Exercise aim ▸
Note each line in the data holding the string "Sales" and report it.
════════════════════
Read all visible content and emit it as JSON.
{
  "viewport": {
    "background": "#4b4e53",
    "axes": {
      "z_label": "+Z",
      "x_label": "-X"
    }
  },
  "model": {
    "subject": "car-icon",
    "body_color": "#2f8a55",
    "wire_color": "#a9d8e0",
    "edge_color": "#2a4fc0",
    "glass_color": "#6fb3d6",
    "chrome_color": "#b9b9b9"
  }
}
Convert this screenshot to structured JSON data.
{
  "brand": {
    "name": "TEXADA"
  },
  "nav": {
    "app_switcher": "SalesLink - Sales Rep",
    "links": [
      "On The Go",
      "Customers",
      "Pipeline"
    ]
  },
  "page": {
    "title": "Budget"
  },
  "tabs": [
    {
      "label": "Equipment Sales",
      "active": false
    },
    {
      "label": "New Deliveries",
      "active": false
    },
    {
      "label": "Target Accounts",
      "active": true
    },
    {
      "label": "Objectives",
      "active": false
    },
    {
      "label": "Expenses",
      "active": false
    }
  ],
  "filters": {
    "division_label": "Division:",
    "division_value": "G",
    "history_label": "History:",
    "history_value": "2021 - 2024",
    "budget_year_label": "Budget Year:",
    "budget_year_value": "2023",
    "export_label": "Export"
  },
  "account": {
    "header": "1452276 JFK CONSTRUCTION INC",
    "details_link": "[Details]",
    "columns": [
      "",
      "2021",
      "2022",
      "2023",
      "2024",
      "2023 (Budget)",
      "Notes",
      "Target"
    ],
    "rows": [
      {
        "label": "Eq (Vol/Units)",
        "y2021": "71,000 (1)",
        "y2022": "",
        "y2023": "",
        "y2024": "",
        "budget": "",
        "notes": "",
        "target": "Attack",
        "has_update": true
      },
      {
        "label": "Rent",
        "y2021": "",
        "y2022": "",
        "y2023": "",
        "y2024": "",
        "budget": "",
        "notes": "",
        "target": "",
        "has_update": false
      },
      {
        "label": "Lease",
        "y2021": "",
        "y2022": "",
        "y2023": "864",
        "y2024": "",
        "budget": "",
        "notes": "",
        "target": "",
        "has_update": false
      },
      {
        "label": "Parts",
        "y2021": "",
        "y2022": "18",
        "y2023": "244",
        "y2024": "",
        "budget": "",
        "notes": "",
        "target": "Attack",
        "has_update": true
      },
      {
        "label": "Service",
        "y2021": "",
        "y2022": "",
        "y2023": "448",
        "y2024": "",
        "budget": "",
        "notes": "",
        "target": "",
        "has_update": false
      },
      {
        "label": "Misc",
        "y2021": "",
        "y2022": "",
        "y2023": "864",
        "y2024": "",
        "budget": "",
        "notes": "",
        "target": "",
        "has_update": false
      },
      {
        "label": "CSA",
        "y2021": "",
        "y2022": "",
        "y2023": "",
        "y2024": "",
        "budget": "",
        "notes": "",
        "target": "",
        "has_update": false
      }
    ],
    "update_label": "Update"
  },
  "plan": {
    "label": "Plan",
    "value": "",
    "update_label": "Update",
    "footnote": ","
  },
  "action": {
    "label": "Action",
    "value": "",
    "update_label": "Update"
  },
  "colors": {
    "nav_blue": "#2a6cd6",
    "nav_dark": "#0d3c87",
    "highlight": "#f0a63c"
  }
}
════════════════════
Exercise result ▸
    "app_switcher": "SalesLink - Sales Rep",
      "label": "Equipment Sales",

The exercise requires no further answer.